§ **Aim of the task**: Every line of the data that contains the string "kind" must be copied.

§ **Provided data**:
§

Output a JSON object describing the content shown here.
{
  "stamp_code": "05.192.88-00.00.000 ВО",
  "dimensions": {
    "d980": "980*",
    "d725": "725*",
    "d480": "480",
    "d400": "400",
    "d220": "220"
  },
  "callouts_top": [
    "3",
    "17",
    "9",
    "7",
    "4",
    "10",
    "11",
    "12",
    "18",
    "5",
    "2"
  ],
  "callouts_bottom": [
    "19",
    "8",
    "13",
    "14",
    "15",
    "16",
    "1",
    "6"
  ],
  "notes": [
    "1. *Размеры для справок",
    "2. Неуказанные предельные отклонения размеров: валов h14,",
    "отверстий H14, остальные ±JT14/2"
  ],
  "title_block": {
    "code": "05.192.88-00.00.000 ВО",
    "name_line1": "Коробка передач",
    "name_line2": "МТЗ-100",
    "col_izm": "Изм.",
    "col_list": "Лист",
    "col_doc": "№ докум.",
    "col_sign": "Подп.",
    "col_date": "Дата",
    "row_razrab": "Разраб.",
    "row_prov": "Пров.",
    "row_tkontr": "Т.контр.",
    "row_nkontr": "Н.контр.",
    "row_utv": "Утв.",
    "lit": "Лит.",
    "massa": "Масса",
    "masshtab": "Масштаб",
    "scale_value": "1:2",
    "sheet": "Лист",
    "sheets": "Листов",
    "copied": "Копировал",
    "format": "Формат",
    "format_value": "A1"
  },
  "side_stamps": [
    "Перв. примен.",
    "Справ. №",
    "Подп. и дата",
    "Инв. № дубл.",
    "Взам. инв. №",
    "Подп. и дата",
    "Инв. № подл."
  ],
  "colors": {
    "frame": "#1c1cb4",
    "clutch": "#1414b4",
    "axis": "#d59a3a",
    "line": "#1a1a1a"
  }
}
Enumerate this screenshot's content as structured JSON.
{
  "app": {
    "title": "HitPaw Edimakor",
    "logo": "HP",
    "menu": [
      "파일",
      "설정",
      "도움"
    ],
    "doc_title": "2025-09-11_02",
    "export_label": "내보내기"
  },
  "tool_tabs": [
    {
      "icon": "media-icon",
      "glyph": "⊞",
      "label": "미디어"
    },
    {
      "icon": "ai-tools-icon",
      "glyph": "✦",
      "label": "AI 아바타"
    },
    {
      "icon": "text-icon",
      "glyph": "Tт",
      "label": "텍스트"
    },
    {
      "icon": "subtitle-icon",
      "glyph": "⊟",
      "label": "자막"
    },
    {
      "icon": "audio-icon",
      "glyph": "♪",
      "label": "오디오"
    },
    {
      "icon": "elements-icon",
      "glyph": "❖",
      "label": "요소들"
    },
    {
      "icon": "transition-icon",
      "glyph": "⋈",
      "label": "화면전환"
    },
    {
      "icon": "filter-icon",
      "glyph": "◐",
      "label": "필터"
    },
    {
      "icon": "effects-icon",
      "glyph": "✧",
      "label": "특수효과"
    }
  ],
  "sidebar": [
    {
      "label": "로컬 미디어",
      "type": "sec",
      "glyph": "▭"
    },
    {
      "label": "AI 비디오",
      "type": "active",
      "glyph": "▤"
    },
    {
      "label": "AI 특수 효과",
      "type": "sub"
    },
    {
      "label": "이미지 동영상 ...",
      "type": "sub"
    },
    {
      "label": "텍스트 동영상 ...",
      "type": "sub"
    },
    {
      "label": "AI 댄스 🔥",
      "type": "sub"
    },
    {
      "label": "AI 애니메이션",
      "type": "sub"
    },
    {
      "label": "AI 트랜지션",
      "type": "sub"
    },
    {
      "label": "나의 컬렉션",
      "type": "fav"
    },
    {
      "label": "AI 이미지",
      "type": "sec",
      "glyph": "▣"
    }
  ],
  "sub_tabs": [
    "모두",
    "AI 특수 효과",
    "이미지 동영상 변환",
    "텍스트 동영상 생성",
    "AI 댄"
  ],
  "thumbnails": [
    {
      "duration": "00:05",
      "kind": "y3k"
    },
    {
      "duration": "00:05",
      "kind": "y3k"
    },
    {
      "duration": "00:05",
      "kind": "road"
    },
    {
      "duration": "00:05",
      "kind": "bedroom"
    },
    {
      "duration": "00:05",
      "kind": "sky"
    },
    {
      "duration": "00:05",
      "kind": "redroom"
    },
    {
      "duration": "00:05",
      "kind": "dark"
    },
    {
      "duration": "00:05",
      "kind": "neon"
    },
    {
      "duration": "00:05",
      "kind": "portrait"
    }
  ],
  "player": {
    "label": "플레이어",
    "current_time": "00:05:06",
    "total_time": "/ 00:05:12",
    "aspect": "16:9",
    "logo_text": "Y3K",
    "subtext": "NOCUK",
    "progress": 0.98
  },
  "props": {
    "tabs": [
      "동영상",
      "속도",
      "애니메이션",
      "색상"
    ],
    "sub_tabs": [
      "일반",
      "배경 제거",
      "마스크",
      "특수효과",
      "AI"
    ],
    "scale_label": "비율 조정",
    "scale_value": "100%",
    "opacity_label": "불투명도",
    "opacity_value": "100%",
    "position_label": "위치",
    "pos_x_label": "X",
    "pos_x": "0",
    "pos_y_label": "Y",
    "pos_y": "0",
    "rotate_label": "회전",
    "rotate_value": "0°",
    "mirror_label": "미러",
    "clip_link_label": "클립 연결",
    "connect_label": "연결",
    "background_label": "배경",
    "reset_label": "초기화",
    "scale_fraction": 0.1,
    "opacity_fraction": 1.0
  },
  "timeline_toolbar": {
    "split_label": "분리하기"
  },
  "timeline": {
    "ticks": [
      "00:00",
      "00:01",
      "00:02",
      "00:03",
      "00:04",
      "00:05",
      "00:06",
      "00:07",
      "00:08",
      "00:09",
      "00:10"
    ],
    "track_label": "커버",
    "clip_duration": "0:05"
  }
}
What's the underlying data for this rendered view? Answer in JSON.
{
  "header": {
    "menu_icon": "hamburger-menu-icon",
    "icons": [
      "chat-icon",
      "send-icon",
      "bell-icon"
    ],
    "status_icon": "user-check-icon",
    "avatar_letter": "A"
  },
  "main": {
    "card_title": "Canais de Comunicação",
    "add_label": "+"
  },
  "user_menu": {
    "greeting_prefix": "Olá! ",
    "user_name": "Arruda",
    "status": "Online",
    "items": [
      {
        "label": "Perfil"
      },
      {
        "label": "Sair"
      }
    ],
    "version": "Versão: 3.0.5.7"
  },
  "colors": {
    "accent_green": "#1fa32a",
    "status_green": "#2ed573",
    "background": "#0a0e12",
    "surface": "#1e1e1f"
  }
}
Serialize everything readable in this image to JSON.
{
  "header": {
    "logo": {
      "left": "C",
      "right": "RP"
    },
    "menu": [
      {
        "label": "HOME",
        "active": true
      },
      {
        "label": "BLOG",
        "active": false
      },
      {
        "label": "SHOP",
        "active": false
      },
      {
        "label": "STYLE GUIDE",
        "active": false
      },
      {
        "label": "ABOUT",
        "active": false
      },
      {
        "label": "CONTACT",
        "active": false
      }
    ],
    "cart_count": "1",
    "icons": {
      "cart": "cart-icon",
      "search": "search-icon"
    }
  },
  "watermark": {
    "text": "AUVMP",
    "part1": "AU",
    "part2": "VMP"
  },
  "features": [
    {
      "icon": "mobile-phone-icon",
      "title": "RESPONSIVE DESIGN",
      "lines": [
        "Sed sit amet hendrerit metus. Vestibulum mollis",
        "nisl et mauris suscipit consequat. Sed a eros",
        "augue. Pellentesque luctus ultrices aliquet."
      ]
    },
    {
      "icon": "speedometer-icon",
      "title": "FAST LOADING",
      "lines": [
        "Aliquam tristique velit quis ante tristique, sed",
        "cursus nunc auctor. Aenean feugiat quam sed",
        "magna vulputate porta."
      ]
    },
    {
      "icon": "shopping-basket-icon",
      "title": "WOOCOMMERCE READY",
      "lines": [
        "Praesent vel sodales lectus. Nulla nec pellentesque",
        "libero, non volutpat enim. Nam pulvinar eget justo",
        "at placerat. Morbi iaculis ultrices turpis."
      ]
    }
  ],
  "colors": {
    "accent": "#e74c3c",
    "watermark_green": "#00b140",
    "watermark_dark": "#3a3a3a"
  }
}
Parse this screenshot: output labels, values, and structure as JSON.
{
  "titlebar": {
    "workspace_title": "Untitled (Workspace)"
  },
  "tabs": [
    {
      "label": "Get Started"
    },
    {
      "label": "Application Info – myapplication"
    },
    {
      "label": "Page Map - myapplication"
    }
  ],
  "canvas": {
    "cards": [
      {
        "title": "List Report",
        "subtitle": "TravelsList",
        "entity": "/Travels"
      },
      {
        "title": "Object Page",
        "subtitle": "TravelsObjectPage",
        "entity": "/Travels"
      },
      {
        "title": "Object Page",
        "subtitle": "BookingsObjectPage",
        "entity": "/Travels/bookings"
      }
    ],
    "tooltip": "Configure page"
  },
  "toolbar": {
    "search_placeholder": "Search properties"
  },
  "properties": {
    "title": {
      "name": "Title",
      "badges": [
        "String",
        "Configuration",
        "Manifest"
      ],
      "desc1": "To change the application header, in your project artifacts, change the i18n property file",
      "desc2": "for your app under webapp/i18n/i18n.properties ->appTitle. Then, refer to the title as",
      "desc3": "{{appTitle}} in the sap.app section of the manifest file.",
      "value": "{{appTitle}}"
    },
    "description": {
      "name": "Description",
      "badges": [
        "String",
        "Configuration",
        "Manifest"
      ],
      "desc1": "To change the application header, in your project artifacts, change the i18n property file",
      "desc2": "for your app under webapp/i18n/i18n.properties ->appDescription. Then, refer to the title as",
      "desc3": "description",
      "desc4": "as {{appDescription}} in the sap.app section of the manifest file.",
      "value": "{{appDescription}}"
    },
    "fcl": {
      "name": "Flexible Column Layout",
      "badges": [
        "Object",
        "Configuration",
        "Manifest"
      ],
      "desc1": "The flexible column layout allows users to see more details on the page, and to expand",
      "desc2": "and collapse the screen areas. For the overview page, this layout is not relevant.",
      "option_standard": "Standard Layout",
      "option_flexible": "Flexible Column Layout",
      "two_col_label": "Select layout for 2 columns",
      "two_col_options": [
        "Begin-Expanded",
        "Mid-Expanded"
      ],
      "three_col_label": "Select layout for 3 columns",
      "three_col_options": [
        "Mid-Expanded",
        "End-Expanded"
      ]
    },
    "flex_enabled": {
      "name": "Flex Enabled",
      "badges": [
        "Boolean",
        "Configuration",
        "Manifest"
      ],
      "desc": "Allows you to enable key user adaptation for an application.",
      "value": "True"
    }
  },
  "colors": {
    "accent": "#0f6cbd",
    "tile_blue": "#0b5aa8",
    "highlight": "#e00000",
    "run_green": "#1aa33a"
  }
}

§

§ **Result**:
      "kind": "y3k"
      "kind": "y3k"
      "kind": "road"
      "kind": "bedroom"
      "kind": "sky"
      "kind": "redroom"
      "kind": "dark"
      "kind": "neon"
      "kind": "portrait"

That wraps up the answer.